Could you copy out every line of the data where the word "toda" occurs?
::::::::
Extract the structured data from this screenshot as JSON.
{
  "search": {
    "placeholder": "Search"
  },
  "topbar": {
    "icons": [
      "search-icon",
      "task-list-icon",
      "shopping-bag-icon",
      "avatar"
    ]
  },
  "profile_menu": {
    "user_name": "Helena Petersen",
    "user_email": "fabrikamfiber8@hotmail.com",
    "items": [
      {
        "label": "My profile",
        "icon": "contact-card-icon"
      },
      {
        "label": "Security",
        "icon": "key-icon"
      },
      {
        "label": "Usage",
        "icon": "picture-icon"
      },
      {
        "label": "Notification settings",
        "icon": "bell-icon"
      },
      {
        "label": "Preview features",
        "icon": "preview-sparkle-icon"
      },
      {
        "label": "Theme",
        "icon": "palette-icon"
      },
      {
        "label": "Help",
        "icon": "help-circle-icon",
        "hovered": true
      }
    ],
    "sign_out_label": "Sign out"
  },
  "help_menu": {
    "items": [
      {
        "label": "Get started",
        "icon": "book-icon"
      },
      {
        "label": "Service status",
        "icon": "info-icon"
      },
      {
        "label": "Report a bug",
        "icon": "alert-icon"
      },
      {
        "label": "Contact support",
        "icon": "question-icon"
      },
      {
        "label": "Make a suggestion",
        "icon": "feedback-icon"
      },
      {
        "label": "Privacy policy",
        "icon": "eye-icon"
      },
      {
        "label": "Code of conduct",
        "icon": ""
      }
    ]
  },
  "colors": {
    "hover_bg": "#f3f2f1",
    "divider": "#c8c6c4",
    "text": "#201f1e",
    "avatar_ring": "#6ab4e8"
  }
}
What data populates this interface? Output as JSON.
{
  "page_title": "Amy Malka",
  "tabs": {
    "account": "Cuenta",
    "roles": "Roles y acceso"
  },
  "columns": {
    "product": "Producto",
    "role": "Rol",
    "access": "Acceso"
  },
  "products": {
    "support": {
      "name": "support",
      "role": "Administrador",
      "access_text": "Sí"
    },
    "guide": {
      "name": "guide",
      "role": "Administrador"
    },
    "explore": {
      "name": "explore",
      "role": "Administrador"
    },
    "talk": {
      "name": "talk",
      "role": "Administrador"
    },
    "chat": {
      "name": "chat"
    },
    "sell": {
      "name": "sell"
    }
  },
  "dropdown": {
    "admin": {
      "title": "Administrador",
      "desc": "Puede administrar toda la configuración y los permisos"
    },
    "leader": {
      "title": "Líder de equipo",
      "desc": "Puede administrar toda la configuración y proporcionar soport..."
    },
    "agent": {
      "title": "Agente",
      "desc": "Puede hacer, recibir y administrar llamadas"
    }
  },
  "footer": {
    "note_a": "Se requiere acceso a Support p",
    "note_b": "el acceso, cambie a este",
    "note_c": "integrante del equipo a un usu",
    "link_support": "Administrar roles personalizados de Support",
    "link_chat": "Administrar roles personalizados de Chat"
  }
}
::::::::
### RESULT OF THIS EXERCISE
      "desc": "Puede administrar toda la configuración y los permisos"
      "desc": "Puede administrar toda la configuración y proporcionar soport..."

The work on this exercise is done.